Hairstyles of the rich and famous
Any American above a certain age working in finance remembers The Bankers, Martin Mayer's 1975 bestseller. But since then Mayer has become something of a cause célèbre of all things bank-related. Then he became chairman of a New York school board.
And now he has reprised his opus, and 1997's The Bankers (not as you might expect,The Next Generation) is a comprehensive look at the future of retail banking, with a special emphasis on clearing and settlement.
Inexplicably this is a best-seller.
His views on international investment banking are idiosynchratic. "The future of us banking is very much as a retail market," he says.
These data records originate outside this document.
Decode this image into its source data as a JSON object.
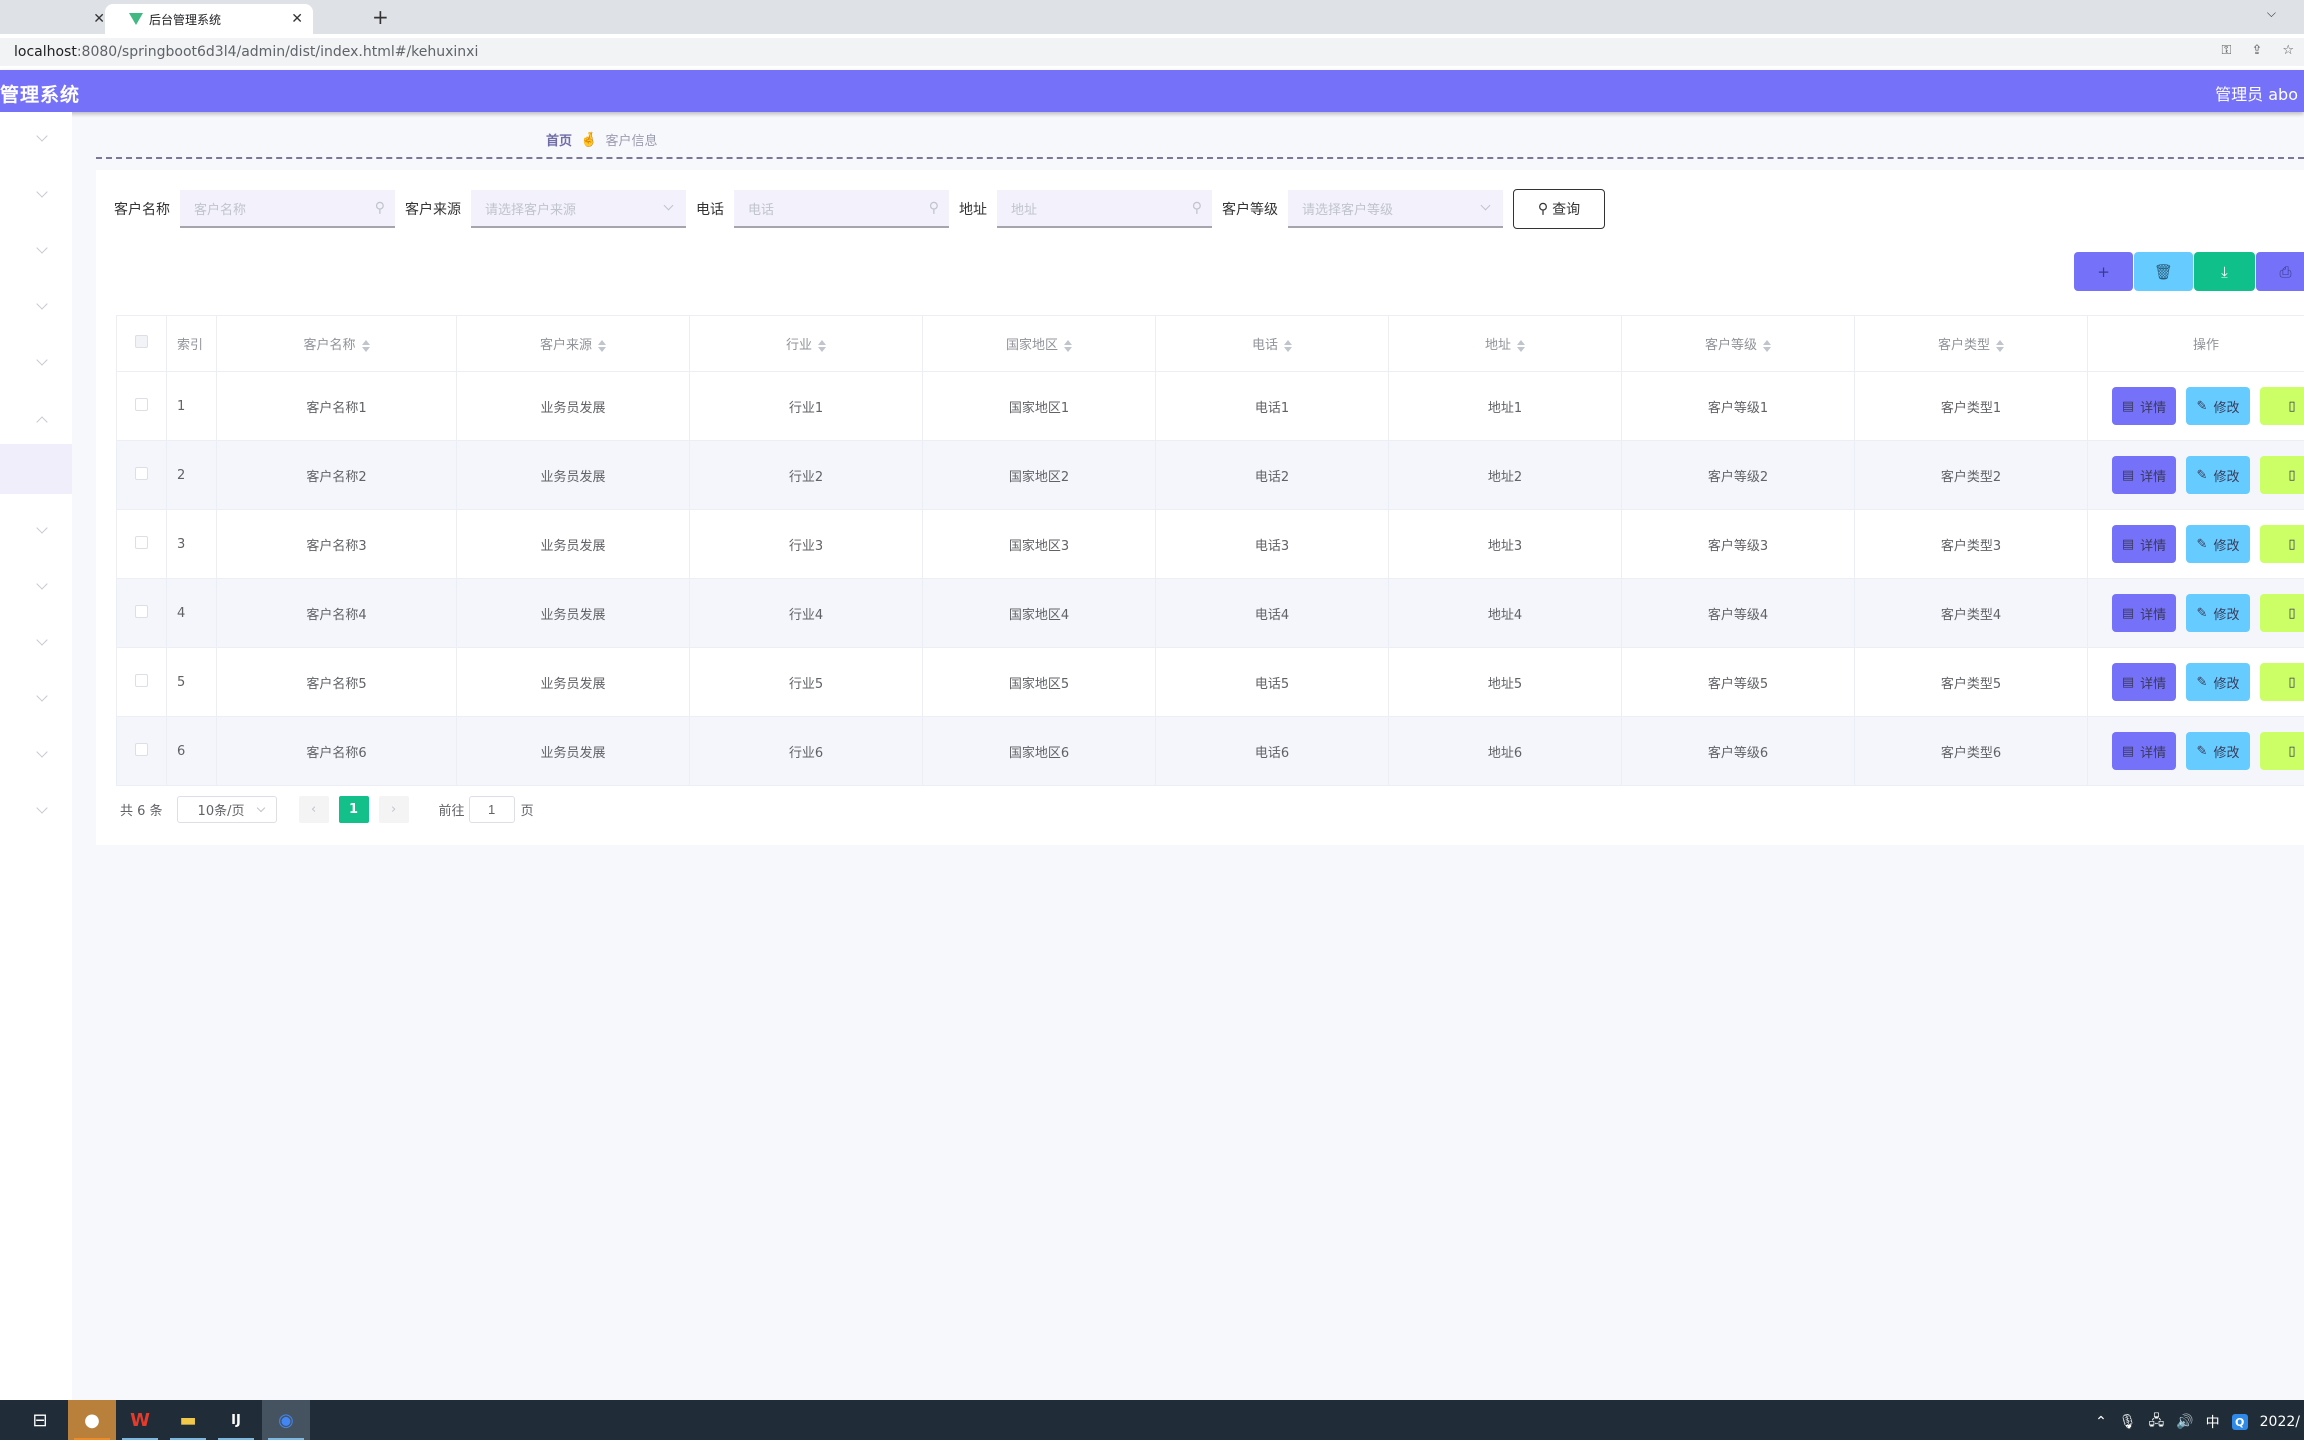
{
  "browser": {
    "tabs": [
      {
        "title": "",
        "active": false
      },
      {
        "title": "后台管理系统",
        "active": true
      }
    ],
    "new_tab_label": "+",
    "tab_close_label": "✕",
    "url_host": "localhost",
    "url_rest": ":8080/springboot6d3l4/admin/dist/index.html#/kehuxinxi"
  },
  "header": {
    "title": "管理系统",
    "user": "管理员 abo"
  },
  "sidebar": {
    "items": [
      {
        "expanded": false
      },
      {
        "expanded": false
      },
      {
        "expanded": false
      },
      {
        "expanded": false
      },
      {
        "expanded": false
      },
      {
        "expanded": true
      },
      {
        "active": true
      },
      {
        "expanded": false
      },
      {
        "expanded": false
      },
      {
        "expanded": false
      },
      {
        "expanded": false
      },
      {
        "expanded": false
      },
      {
        "expanded": false
      }
    ]
  },
  "breadcrumb": {
    "home": "首页",
    "separator": "🤞",
    "current": "客户信息"
  },
  "search": {
    "fields": [
      {
        "label": "客户名称",
        "placeholder": "客户名称",
        "type": "input",
        "icon": "search-icon"
      },
      {
        "label": "客户来源",
        "placeholder": "请选择客户来源",
        "type": "select",
        "icon": "chevron-down-icon"
      },
      {
        "label": "电话",
        "placeholder": "电话",
        "type": "input",
        "icon": "search-icon"
      },
      {
        "label": "地址",
        "placeholder": "地址",
        "type": "input",
        "icon": "search-icon"
      },
      {
        "label": "客户等级",
        "placeholder": "请选择客户等级",
        "type": "select",
        "icon": "chevron-down-icon"
      }
    ],
    "query_label": "查询"
  },
  "toolbar": {
    "add_icon": "+",
    "delete_icon": "🗑",
    "export_icon": "⤓",
    "print_icon": "⎙"
  },
  "table": {
    "columns": [
      "索引",
      "客户名称",
      "客户来源",
      "行业",
      "国家地区",
      "电话",
      "地址",
      "客户等级",
      "客户类型",
      "操作"
    ],
    "rows": [
      {
        "index": "1",
        "name": "客户名称1",
        "source": "业务员发展",
        "industry": "行业1",
        "region": "国家地区1",
        "phone": "电话1",
        "address": "地址1",
        "level": "客户等级1",
        "type": "客户类型1"
      },
      {
        "index": "2",
        "name": "客户名称2",
        "source": "业务员发展",
        "industry": "行业2",
        "region": "国家地区2",
        "phone": "电话2",
        "address": "地址2",
        "level": "客户等级2",
        "type": "客户类型2"
      },
      {
        "index": "3",
        "name": "客户名称3",
        "source": "业务员发展",
        "industry": "行业3",
        "region": "国家地区3",
        "phone": "电话3",
        "address": "地址3",
        "level": "客户等级3",
        "type": "客户类型3"
      },
      {
        "index": "4",
        "name": "客户名称4",
        "source": "业务员发展",
        "industry": "行业4",
        "region": "国家地区4",
        "phone": "电话4",
        "address": "地址4",
        "level": "客户等级4",
        "type": "客户类型4"
      },
      {
        "index": "5",
        "name": "客户名称5",
        "source": "业务员发展",
        "industry": "行业5",
        "region": "国家地区5",
        "phone": "电话5",
        "address": "地址5",
        "level": "客户等级5",
        "type": "客户类型5"
      },
      {
        "index": "6",
        "name": "客户名称6",
        "source": "业务员发展",
        "industry": "行业6",
        "region": "国家地区6",
        "phone": "电话6",
        "address": "地址6",
        "level": "客户等级6",
        "type": "客户类型6"
      }
    ],
    "actions": {
      "detail": "详情",
      "edit": "修改",
      "delete": ""
    }
  },
  "pagination": {
    "total": "共 6 条",
    "page_size": "10条/页",
    "current_page": "1",
    "goto_label": "前往",
    "goto_value": "1",
    "page_suffix": "页"
  },
  "taskbar": {
    "tray_ime": "中",
    "clock": "2022/"
  },
  "colors": {
    "primary": "#7571f9",
    "info": "#66ccff",
    "success": "#10c08a",
    "warning": "#ccff66"
  }
}
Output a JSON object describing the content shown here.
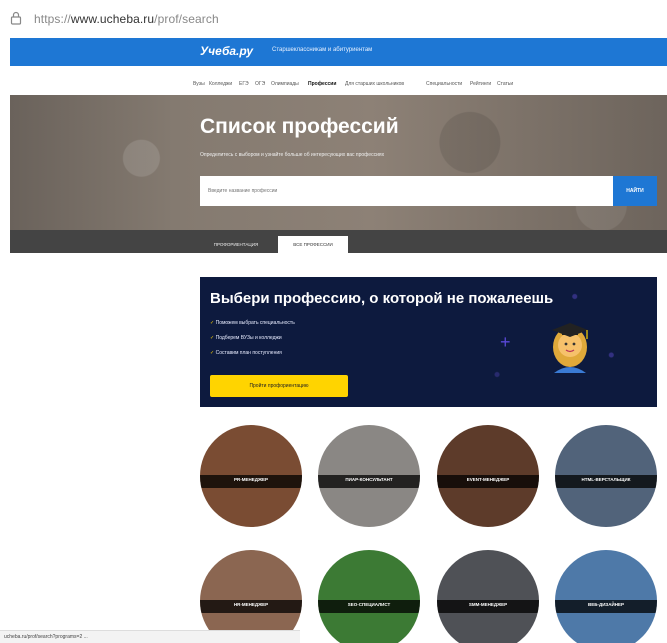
{
  "browser": {
    "url_prefix": "https://",
    "url_host": "www.ucheba.ru",
    "url_path": "/prof/search",
    "status_url": "ucheba.ru/prof/search?programs=2  ..."
  },
  "header": {
    "logo": "Учеба.ру",
    "subtitle": "Старшеклассникам и абитуриентам"
  },
  "nav": {
    "items": [
      "Вузы",
      "Колледжи",
      "ЕГЭ",
      "ОГЭ",
      "Олимпиады",
      "Профессии",
      "Для старших школьников",
      "Специальности",
      "Рейтинги",
      "Статьи"
    ],
    "active_index": 5
  },
  "hero": {
    "title": "Список профессий",
    "description": "Определитесь с выбором и узнайте больше об интересующих вас профессиях",
    "search_placeholder": "Введите название профессии",
    "search_button": "НАЙТИ",
    "tabs": [
      "ПРОФОРИЕНТАЦИЯ",
      "ВСЕ ПРОФЕССИИ"
    ],
    "active_tab": 1
  },
  "promo": {
    "title": "Выбери профессию, о которой не пожалеешь",
    "bullets": [
      "Поможем выбрать специальность",
      "Подберем ВУЗы и колледжи",
      "Составим план поступления"
    ],
    "button": "Пройти профориентацию"
  },
  "professions": [
    {
      "label": "PR-МЕНЕДЖЕР",
      "bg": "#7a4c33"
    },
    {
      "label": "ПИАР-КОНСУЛЬТАНТ",
      "bg": "#8a8784"
    },
    {
      "label": "EVENT-МЕНЕДЖЕР",
      "bg": "#5d3b2a"
    },
    {
      "label": "HTML-ВЕРСТАЛЬЩИК",
      "bg": "#51637a"
    },
    {
      "label": "HR-МЕНЕДЖЕР",
      "bg": "#8b6651"
    },
    {
      "label": "SEO-СПЕЦИАЛИСТ",
      "bg": "#3c7a34"
    },
    {
      "label": "SMM-МЕНЕДЖЕР",
      "bg": "#4f5156"
    },
    {
      "label": "ВЕБ-ДИЗАЙНЕР",
      "bg": "#4e79a8"
    }
  ]
}
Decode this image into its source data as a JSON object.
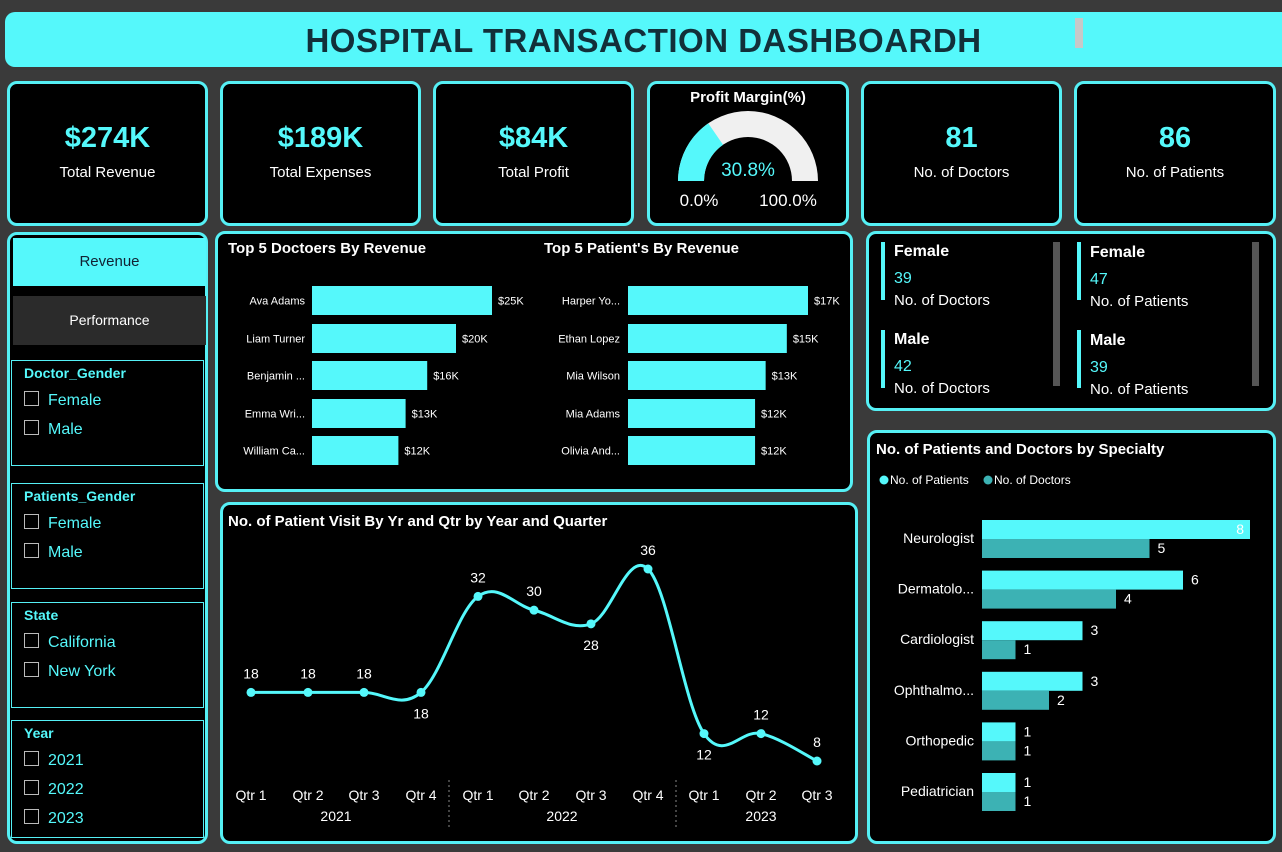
{
  "title": "HOSPITAL TRANSACTION DASHBOARDH",
  "kpis": {
    "revenue": {
      "value": "$274K",
      "label": "Total Revenue"
    },
    "expenses": {
      "value": "$189K",
      "label": "Total Expenses"
    },
    "profit": {
      "value": "$84K",
      "label": "Total Profit"
    },
    "doctors": {
      "value": "81",
      "label": "No. of Doctors"
    },
    "patients": {
      "value": "86",
      "label": "No. of Patients"
    }
  },
  "gauge": {
    "title": "Profit Margin(%)",
    "value_label": "30.8%",
    "value": 0.308,
    "min_label": "0.0%",
    "max_label": "100.0%"
  },
  "nav": {
    "revenue": "Revenue",
    "performance": "Performance"
  },
  "slicers": {
    "doctor_gender": {
      "header": "Doctor_Gender",
      "options": [
        "Female",
        "Male"
      ]
    },
    "patients_gender": {
      "header": "Patients_Gender",
      "options": [
        "Female",
        "Male"
      ]
    },
    "state": {
      "header": "State",
      "options": [
        "California",
        "New York"
      ]
    },
    "year": {
      "header": "Year",
      "options": [
        "2021",
        "2022",
        "2023"
      ]
    }
  },
  "gender_cards": {
    "doctors_female": {
      "gender": "Female",
      "count": "39",
      "label": "No. of Doctors"
    },
    "patients_female": {
      "gender": "Female",
      "count": "47",
      "label": "No. of Patients"
    },
    "doctors_male": {
      "gender": "Male",
      "count": "42",
      "label": "No. of Doctors"
    },
    "patients_male": {
      "gender": "Male",
      "count": "39",
      "label": "No. of Patients"
    }
  },
  "colors": {
    "accent": "#55f8fb",
    "accent_dark": "#3cb2b4",
    "panel": "#000000",
    "background": "#3a3a3a"
  },
  "chart_data": [
    {
      "type": "bar",
      "title": "Top 5 Doctoers By Revenue",
      "categories": [
        "Ava Adams",
        "Liam Turner",
        "Benjamin ...",
        "Emma Wri...",
        "William Ca..."
      ],
      "values": [
        25,
        20,
        16,
        13,
        12
      ],
      "value_labels": [
        "$25K",
        "$20K",
        "$16K",
        "$13K",
        "$12K"
      ],
      "orientation": "horizontal"
    },
    {
      "type": "bar",
      "title": "Top 5 Patient's By Revenue",
      "categories": [
        "Harper Yo...",
        "Ethan Lopez",
        "Mia Wilson",
        "Mia Adams",
        "Olivia And..."
      ],
      "values": [
        17,
        15,
        13,
        12,
        12
      ],
      "value_labels": [
        "$17K",
        "$15K",
        "$13K",
        "$12K",
        "$12K"
      ],
      "orientation": "horizontal"
    },
    {
      "type": "line",
      "title": "No. of Patient Visit By Yr and Qtr by Year and Quarter",
      "x": [
        "Qtr 1",
        "Qtr 2",
        "Qtr 3",
        "Qtr 4",
        "Qtr 1",
        "Qtr 2",
        "Qtr 3",
        "Qtr 4",
        "Qtr 1",
        "Qtr 2",
        "Qtr 3"
      ],
      "groups": [
        "2021",
        "2022",
        "2023"
      ],
      "values": [
        18,
        18,
        18,
        18,
        32,
        30,
        28,
        36,
        12,
        12,
        8
      ]
    },
    {
      "type": "bar",
      "title": "No. of Patients and Doctors by Specialty",
      "orientation": "horizontal",
      "legend": "top-left",
      "categories": [
        "Neurologist",
        "Dermatolo...",
        "Cardiologist",
        "Ophthalmo...",
        "Orthopedic",
        "Pediatrician"
      ],
      "series": [
        {
          "name": "No. of Patients",
          "values": [
            8,
            6,
            3,
            3,
            1,
            1
          ]
        },
        {
          "name": "No. of Doctors",
          "values": [
            5,
            4,
            1,
            2,
            1,
            1
          ]
        }
      ]
    }
  ]
}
Of more interest is the tonsorial fixation running through the book: everyone who's anyone in American banking is introduced with a line or two about his sartorial style or hair.
Take the introduction of Richard Pratt, a chairman of the Home Loan Bank Board in the Reagan era: "Black-haired, bull-necked, muscular, unscrupulous in controversy and terrifyingly intelligent, a rider of motorbikes, Pratt quickly saw..." Or "a square-jawed, tanned, rather military-looking, almost bald, fiftysomething entrepreneur named Robert Whalen," who turns out to be the founder of Founders Bank in Bryn Mawr, Pennsylvania.